Small childish bodies, charged with the burden of survival. Eyes that are preternaturally
mature and serious, regarding you with fatigue, but also the confi dence
of a working person.
Child employment, which has been eliminated from the western world from the
start of the twentieth century, in undeveloped countries, but also throughout
the developing world, is a crutch for the economy, both on a state level and on a
strictly family level.
Street vendors – the luckiest of this bunch – young farmers, workers in industry
and the mines. One in ten children in Turkey and other neighbouring countries
works for a living. Of these, many assist their family without remuneration, while
the rest are paid to work outside the family business.
For most of these children, life is carved out on a hard and diffi cult path, without
education, without play, without moments that are carefree.
But despite these hardships, life fi nds a way to overcome such diffi culties and to

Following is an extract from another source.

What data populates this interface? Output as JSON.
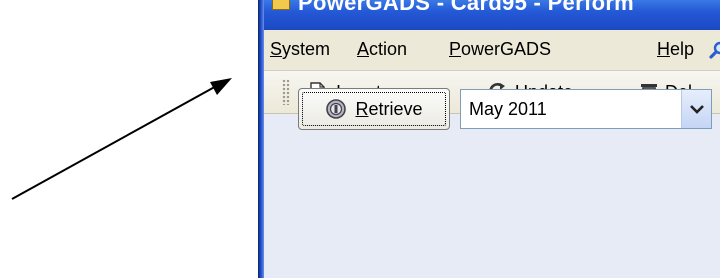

prove that such untimely work often strengthens the will and builds character, as
can be seen in the optimistic faces of these children.